This method plays a vital role in preventive maintenance, quality control, and safety assurance across several industries. It is often the first step in the NDT process, enabling quick assessment and determination of whether more advanced NDT methods are required.

VT can be conducted during different stages of manufacturing, assembly, or maintenance processes. Regular visual inspections can help identify potential problems early on, mitigating the risk of failures, accidents, or costly repairs.


Non-destructive testing (NDT) encompasses various methods to assess the integrity of materials and components without causing any damage. Ultrasonic Testing (UT), Magnetic Particle Testing (MT), Radiographic Testing (RT), and Visual Testing (VT) are four commonly used NDT techniques, each with specific applications and advantages.
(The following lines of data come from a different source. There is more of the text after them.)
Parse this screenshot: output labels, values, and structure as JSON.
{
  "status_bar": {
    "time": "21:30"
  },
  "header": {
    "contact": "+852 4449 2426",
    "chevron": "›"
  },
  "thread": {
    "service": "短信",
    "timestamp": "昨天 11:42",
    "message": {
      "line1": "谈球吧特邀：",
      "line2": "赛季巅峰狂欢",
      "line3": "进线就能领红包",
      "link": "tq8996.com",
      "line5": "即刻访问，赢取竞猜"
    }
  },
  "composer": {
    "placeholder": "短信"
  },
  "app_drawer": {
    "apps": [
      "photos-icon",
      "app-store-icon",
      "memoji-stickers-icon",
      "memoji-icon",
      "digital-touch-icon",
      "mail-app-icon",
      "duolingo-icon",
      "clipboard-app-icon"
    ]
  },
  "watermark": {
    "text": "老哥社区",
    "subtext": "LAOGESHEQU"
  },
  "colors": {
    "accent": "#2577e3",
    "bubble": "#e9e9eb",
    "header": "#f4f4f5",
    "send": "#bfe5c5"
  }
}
UT utilizes sound waves to identify internal flaws in materials and is suitable for a wide range of industries. MT uses magnetism to locate surface and near-surface defects in ferromagnetic materials. RT employs X-rays or gamma rays to generate detailed images of internal structures, facilitating accurate flaw detection. VT involves direct visual inspection and is often the first step in the NDT process.

By leveraging these NDT methods, industries can ensure the reliability, safety, and quality of their products and structures, contributing to the overall efficiency and integrity of various processes. Whether through advanced technologies or simple visual inspections, NDT techniques play a crucial role in maintaining industry standards and preventing potential failures.


Just tell us your requirements, we can do more than you can imagine.
Send your inquiry

Send your inquiry

Choose a different language
Current language:English